[SUPPLIED ENTRIES]

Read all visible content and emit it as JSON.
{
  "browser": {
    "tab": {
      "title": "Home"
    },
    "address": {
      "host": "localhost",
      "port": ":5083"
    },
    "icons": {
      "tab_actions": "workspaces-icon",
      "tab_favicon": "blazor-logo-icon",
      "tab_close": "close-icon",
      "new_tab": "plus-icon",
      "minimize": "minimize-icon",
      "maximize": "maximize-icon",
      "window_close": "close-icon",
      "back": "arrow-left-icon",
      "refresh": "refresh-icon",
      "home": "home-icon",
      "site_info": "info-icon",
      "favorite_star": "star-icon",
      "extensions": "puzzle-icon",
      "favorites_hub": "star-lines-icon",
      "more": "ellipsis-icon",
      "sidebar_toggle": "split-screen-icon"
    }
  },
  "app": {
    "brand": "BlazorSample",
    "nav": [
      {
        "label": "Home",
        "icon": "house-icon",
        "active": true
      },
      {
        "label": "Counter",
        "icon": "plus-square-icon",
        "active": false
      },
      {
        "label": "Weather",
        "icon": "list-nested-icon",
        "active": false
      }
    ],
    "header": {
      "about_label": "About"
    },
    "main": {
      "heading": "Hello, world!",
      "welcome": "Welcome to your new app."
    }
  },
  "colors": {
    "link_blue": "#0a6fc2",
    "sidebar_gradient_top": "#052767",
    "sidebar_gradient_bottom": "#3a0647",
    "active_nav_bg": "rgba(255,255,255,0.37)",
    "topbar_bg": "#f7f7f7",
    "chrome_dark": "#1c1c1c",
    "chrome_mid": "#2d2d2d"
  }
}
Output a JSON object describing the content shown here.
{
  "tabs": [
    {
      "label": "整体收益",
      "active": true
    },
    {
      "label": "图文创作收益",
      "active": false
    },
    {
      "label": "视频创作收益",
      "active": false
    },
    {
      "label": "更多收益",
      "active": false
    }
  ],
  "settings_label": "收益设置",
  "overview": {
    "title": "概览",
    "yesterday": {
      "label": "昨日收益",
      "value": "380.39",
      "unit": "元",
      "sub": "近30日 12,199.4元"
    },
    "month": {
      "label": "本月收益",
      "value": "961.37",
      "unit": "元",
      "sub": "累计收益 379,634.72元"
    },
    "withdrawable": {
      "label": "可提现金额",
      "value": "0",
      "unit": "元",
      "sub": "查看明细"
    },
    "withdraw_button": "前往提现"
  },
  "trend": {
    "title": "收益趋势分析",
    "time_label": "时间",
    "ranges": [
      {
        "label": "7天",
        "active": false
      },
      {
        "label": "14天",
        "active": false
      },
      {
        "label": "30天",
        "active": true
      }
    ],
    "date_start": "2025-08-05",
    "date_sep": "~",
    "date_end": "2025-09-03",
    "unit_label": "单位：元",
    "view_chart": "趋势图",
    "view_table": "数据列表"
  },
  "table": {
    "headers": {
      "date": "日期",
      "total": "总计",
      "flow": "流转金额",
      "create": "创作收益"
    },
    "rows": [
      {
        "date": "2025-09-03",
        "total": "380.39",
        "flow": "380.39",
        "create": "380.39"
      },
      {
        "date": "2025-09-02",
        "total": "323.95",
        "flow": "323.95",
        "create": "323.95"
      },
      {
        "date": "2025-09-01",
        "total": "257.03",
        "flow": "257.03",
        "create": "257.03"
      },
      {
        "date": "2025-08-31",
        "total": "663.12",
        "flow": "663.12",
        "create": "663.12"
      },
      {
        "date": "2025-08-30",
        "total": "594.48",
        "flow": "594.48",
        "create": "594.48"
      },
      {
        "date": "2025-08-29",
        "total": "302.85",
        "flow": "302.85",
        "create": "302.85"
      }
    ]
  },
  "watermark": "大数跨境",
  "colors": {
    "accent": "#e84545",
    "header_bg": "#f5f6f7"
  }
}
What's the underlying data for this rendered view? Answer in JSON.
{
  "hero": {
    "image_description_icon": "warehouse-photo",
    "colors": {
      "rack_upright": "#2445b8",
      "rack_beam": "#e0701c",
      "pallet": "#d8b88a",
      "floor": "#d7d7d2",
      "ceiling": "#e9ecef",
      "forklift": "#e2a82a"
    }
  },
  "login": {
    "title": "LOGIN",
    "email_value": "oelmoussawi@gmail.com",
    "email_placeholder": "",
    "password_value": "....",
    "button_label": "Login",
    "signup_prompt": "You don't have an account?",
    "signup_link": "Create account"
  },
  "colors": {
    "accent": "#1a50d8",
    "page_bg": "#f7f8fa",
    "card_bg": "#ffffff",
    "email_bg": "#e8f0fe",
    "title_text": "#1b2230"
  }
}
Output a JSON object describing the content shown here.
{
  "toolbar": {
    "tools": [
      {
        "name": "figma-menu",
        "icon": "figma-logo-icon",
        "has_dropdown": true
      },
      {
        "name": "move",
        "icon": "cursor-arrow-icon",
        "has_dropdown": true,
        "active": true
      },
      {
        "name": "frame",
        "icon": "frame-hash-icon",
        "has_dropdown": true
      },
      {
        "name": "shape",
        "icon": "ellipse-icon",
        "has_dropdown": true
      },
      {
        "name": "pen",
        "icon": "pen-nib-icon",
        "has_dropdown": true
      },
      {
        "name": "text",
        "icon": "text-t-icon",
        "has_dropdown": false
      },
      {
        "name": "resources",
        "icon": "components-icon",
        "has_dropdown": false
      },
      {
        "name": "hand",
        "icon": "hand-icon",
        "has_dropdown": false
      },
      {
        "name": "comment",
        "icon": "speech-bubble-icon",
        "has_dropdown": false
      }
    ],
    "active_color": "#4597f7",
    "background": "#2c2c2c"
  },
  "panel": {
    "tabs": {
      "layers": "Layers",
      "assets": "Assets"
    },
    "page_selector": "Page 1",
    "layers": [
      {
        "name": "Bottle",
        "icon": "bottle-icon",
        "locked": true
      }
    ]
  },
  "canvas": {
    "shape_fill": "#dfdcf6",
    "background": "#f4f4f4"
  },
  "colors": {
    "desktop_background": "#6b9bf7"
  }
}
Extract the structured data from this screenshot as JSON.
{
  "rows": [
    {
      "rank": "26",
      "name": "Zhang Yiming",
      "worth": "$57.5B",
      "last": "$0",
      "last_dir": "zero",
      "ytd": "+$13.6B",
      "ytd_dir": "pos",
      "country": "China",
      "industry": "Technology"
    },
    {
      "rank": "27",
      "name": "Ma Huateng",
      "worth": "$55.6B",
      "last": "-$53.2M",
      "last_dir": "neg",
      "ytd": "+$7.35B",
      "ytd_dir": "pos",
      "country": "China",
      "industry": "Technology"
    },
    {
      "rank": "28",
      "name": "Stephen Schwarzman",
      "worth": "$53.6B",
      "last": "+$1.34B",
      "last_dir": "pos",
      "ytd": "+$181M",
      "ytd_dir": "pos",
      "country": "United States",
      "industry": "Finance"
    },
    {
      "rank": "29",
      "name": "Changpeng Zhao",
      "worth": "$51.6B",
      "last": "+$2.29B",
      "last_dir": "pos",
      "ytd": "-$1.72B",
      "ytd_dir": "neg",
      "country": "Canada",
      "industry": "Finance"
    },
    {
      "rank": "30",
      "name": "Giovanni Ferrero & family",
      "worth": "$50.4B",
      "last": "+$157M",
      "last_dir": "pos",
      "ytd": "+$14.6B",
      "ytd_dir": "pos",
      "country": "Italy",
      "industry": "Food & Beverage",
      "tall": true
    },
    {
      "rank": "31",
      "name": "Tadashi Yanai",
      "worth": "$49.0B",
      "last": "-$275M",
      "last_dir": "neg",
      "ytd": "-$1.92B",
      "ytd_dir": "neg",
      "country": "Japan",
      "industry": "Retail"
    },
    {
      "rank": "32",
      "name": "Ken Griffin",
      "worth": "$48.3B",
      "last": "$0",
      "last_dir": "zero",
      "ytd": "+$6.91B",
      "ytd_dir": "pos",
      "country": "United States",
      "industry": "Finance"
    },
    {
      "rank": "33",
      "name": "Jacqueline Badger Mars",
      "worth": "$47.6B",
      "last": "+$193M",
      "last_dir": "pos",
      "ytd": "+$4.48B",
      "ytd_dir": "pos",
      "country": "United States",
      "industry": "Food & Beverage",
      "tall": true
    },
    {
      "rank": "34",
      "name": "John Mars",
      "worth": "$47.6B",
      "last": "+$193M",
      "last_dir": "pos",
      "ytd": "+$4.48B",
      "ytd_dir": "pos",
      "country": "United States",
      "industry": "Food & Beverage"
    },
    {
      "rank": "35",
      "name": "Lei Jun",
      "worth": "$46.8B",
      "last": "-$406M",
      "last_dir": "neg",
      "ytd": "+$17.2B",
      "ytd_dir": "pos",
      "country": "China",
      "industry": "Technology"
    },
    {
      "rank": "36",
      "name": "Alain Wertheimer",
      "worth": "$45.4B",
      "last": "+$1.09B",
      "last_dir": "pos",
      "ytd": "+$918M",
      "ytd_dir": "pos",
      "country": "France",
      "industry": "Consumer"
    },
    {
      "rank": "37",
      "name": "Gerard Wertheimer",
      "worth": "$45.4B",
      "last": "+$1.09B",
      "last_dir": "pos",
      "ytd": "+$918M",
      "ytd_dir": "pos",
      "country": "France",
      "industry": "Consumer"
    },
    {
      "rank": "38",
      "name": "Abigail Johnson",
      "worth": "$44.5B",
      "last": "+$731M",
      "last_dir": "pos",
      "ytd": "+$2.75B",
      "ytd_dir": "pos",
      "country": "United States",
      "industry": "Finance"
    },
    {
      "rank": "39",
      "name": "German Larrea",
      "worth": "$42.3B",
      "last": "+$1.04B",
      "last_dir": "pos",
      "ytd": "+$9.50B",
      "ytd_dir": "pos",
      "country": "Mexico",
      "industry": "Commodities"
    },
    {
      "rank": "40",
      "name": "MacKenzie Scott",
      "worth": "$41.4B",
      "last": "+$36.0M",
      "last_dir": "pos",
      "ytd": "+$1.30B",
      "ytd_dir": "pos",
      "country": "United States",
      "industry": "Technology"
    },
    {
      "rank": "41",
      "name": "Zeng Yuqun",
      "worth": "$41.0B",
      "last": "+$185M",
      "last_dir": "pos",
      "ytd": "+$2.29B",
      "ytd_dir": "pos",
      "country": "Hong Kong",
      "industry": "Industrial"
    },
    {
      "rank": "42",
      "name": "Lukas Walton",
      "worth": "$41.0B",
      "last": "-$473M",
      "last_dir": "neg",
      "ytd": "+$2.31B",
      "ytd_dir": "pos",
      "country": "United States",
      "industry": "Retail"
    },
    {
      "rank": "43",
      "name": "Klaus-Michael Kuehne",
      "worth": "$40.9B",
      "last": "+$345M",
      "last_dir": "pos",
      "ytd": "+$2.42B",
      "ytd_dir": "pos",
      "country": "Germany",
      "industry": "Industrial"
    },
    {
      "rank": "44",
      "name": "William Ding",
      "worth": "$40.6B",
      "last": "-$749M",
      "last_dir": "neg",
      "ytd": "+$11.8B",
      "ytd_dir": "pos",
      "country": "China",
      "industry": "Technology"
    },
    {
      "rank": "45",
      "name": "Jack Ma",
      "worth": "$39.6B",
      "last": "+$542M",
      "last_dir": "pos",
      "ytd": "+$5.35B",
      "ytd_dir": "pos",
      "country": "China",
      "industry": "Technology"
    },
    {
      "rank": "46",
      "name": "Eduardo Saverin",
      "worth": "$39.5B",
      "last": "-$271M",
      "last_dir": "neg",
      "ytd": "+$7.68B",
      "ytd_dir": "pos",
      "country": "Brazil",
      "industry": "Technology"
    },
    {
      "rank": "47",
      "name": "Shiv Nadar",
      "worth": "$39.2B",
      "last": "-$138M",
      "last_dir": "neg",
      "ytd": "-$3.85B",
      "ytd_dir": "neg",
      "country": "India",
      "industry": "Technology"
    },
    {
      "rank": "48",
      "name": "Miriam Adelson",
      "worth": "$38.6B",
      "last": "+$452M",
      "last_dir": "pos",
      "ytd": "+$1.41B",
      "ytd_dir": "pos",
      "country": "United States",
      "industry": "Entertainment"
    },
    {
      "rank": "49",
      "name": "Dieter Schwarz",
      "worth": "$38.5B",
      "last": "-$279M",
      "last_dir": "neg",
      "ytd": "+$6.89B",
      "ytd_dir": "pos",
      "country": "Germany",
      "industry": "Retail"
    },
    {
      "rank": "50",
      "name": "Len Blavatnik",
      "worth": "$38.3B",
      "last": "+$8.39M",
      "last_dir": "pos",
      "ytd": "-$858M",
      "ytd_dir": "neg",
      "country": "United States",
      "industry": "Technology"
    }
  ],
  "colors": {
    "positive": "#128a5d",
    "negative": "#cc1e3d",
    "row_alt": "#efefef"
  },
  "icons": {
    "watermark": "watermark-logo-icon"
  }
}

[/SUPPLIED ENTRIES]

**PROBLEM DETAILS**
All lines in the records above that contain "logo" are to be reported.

**ANSWER SPACE**
      "tab_favicon": "blazor-logo-icon",
        "icon": "figma-logo-icon",
    "watermark": "watermark-logo-icon"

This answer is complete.